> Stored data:
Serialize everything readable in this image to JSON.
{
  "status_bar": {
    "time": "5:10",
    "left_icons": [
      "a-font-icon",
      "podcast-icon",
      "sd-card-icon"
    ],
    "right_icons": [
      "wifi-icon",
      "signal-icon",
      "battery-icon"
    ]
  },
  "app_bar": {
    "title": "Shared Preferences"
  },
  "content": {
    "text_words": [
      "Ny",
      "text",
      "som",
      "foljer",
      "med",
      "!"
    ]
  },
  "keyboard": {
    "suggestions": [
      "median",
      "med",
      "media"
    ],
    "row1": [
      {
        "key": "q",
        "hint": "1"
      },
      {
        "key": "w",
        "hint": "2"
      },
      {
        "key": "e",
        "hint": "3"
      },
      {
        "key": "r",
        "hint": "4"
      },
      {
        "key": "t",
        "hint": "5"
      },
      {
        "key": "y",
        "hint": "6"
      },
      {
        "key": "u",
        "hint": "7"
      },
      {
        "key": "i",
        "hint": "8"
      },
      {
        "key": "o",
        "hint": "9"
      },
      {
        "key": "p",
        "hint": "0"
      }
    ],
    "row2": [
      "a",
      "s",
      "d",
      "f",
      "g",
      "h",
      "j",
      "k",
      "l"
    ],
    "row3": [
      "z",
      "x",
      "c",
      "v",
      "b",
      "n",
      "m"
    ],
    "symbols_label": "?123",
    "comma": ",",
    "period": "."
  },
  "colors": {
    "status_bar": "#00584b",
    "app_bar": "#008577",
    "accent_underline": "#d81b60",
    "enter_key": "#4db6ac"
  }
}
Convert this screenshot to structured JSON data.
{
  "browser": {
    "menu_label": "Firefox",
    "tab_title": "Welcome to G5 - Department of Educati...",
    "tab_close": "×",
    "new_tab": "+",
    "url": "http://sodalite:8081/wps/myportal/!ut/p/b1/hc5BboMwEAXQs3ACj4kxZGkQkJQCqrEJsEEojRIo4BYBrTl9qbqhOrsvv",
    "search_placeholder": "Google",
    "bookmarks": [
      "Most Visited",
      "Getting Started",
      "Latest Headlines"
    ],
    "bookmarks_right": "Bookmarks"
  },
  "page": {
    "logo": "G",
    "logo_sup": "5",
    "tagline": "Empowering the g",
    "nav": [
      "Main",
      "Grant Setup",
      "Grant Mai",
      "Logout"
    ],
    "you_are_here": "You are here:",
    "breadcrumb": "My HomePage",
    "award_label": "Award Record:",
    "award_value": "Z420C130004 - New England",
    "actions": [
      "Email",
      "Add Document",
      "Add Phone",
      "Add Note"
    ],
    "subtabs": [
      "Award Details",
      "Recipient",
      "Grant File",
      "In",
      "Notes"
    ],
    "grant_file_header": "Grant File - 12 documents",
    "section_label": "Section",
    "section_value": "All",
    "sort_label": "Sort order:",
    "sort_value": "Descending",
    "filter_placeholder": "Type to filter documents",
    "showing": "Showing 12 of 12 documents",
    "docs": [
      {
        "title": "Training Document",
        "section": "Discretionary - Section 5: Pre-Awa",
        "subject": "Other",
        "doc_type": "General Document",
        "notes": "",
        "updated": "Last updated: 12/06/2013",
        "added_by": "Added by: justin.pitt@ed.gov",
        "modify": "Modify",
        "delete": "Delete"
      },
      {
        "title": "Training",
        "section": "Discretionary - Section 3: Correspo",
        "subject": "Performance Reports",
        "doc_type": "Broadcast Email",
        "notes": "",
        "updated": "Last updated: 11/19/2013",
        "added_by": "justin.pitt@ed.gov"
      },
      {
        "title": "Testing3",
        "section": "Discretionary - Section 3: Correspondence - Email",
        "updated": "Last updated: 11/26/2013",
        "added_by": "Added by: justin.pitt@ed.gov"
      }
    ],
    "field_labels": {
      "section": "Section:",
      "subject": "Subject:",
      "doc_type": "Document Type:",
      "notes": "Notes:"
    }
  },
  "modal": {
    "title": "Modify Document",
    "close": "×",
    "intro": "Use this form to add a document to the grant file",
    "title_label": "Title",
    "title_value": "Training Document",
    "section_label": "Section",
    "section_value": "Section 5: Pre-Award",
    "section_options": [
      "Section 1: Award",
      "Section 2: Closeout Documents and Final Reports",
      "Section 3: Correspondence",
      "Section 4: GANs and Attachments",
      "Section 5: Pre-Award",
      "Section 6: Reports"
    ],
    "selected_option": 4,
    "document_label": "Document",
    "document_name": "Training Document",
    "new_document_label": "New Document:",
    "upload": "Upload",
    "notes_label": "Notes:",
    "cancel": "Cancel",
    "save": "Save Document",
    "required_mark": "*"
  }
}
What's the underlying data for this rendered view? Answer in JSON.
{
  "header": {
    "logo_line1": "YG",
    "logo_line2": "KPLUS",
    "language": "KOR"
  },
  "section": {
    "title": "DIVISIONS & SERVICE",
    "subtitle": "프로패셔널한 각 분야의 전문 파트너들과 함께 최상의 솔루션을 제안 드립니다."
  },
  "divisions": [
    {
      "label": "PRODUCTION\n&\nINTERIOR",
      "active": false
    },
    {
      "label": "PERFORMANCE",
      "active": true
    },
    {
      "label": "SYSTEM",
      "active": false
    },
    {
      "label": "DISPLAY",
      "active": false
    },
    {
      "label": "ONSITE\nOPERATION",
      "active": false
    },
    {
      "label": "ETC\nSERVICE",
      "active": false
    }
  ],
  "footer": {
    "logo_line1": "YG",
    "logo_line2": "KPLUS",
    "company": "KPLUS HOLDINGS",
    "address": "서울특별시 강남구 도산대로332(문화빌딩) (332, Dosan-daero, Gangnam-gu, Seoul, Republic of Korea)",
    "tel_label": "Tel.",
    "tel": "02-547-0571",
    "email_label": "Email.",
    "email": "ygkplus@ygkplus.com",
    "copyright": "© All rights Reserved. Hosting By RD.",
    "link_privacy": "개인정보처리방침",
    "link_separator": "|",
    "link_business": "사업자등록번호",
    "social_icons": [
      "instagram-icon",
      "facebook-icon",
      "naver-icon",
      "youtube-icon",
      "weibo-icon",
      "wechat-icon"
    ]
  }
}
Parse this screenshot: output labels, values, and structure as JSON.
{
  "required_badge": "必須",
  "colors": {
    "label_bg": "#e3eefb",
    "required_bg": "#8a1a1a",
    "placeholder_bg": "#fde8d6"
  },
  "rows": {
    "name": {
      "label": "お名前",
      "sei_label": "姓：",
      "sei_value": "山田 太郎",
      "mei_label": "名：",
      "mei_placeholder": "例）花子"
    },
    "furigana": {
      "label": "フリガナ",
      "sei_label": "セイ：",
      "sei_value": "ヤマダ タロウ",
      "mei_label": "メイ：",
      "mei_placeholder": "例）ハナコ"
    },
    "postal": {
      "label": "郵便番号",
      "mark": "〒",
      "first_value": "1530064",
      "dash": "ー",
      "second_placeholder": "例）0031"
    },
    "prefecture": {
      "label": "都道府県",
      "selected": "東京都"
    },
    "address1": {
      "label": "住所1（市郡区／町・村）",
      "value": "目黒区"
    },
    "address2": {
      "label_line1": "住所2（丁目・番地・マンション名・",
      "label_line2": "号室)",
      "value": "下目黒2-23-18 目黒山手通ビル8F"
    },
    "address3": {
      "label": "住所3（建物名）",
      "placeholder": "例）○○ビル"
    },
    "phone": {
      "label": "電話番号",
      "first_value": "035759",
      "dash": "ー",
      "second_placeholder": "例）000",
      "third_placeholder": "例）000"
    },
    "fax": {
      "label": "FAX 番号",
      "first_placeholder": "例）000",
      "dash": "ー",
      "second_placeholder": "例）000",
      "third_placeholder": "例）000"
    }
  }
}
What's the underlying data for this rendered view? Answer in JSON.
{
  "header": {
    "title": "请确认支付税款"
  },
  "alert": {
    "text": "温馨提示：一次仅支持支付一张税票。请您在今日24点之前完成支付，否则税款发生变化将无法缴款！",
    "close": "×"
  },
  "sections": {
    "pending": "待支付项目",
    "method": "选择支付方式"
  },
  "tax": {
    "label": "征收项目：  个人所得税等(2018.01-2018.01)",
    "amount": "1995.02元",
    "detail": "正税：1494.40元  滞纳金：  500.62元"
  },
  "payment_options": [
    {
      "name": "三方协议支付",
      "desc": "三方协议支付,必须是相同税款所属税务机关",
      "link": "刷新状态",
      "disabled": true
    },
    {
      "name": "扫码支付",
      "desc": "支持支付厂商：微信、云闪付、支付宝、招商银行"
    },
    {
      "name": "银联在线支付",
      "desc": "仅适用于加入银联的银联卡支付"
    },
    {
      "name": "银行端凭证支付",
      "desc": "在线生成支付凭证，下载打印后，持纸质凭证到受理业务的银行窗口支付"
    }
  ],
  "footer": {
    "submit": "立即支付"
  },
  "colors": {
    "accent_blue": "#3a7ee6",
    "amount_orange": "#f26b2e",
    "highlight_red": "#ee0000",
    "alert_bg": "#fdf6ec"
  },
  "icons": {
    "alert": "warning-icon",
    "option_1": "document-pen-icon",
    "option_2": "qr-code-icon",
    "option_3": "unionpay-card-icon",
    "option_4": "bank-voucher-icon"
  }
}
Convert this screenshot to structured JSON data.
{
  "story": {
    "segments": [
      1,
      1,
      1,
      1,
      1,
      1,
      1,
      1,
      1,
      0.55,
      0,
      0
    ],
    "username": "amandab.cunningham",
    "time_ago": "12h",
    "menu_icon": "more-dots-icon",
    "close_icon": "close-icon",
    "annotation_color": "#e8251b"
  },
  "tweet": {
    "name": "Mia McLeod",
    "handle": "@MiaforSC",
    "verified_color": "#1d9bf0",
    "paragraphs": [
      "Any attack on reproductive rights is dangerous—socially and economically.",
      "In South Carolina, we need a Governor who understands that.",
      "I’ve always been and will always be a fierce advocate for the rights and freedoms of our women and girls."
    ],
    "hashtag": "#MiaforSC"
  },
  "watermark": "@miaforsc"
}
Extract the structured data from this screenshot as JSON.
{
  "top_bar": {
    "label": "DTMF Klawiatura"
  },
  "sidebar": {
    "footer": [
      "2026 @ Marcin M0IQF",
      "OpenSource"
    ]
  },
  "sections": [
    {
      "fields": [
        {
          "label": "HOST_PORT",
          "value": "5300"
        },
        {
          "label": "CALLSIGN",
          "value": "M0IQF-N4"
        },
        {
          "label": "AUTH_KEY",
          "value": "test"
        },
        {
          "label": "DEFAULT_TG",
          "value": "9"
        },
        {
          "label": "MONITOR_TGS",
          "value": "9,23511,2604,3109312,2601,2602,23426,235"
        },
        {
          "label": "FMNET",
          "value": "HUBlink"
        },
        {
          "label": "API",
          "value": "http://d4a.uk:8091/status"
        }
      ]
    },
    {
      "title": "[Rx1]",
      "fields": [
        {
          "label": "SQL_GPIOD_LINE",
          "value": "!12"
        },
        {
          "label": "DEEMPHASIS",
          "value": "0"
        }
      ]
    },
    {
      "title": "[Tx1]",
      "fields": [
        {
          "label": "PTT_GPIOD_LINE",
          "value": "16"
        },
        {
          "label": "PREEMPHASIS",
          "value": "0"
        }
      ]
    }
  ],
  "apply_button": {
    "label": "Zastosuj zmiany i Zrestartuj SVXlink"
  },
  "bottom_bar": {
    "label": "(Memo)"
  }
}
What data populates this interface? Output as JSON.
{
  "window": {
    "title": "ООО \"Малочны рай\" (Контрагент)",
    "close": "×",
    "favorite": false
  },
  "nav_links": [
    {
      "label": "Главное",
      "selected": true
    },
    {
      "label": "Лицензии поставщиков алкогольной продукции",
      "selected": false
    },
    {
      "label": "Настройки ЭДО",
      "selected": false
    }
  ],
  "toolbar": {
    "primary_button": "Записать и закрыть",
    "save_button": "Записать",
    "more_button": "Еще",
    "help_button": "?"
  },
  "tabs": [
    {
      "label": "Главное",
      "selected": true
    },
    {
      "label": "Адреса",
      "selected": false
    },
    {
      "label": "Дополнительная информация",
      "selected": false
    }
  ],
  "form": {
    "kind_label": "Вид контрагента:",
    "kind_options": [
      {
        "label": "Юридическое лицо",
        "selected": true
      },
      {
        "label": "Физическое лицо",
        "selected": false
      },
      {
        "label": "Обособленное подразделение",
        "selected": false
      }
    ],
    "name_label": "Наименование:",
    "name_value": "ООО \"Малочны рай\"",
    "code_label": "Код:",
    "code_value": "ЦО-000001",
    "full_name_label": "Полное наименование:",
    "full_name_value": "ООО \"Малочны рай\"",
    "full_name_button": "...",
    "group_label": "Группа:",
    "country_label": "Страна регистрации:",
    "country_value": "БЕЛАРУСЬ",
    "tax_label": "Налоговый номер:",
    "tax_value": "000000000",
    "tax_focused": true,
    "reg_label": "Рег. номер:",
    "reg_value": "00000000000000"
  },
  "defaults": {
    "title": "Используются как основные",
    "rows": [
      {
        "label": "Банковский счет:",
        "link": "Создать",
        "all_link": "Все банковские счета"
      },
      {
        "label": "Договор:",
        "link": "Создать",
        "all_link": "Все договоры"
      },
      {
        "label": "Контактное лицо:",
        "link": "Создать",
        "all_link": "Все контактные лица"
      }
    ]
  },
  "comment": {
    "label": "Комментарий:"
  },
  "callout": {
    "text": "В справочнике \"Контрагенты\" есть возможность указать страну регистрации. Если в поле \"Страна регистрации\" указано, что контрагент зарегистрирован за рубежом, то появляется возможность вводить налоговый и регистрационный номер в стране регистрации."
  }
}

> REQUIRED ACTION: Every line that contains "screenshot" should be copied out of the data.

> OUTPUT OF THE EXERCISE:
Convert this screenshot to structured JSON data.
Parse this screenshot: output labels, values, and structure as JSON.
Convert this screenshot to structured JSON data.
Extract the structured data from this screenshot as JSON.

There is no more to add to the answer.